A controversial post-industrial property along the city’s western edge took a step toward being revitalized last week and Jersey Digs has uncovered what exactly could be coming to the site if an agreement is struck later this year.
During their January 15 meeting, Hoboken’s city council approved a resolution related to a 1.43-acre parcel at 800-822 Monroe Street. The council’s move gave a company called Applied Monroe Lender LLC a conditional designation as redeveloper of the site, and the parties will now begin negotiating a deal to bring new life to the property.

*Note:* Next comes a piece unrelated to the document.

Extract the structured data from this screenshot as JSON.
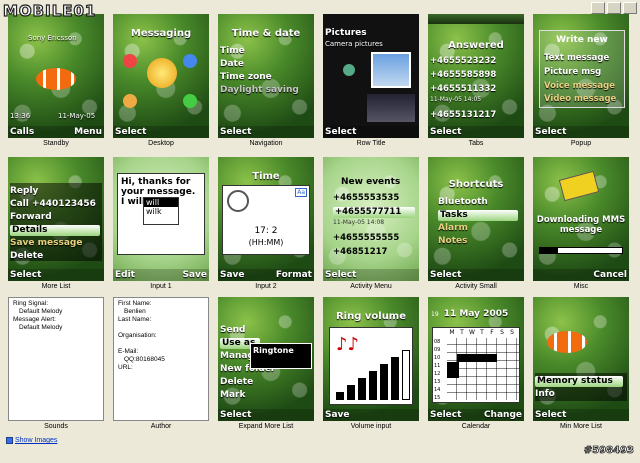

Applied Monroe Lender is a subsidiary of Ironstate Development and the company has been performing an environmental cleanup of the property for some time. The Levolor Blind Manufacturing Company operated at the land from 1951 through 1985 and various contamination leftover from that era is still being remediated, a reality that has led to complaints about noxious odors coming from the property that go back over a year.
Paperwork submitted to the city by Ironstate contains good news for locals; the remediation of the 800 Monroe site is expected to be completed during this year’s first quarter. As for what the post-cleanup property could look like, the company is pitching a tiered mixed-use development that rises 120 feet at its highest point.
Designed by New York-based BKSK Architects, the tallest portions of the development would include ten floors sporting 186 rental units along with an equal number of parking spaces. The residential portion includes one three-bedroom space along with 135 one-bedrooms and 50 two-bedroom units, some of which will feature either interior-facing private terraces or outdoor space.
The proposal for 800 Monroe includes 2,228 square feet of amenity space like a third-floor common courtyard that will sport two pools, seating, and a lounge. Common areas are scattered throughout the building and the property’s roof is set to include a dog run. Other planned facilities like bike storage areas and a pet cleaning station round out the building’s amenities.
The neighborhood would benefit a bit from 800 Monroe’s redevelopment, as a public outdoor terrace would be created outside the building along 8th Street. Two retail storefronts totaling about 1,900 square feet at the corners of Monroe and Jackson streets are in the plans, as is a subsurface stormwater detention system to assist with flooding that sometimes plagues the area.
The look of the building is defined by brick and flush cast stone on the exterior, while glass and metal components on the development’s windows create a decidedly open feel. The property falls within Zone 2 of Hoboken’s Northwest Industrial Redevelopment Plan and the project as currently pitched complies with the existing zoning of the area.
There are still several steps before any vertical construction begins at the property, but Ironstate is hopeful 2020 could be a big year for the site. Assuming the environmental remediation does wrap up in the next few months, a timeline Ironstate submitted to the city says they are hopeful a redevelopment agreement and planning board approvals will be obtained by April of this year.
If that occurs, the company says they could break ground on the project during 2020’s 4th quarter and potentially finish construction by the end of 2022. Those revelations indicate that the coming months could be quite eventful for a property that’s long been a sore spot, but Hoboken officials say the project’s details aren’t set in stone.
“While a conditionally designated redeveloper has been authorized by the City Council, a final redevelopment agreement will be negotiated in the coming months that will provide specifications for the project including building height, parking, amenities, and more,” says city spokesperson Vijay Chaudhuri. “A proposed agreement will take into account feedback from the public through community meetings that will be promoted by the City.”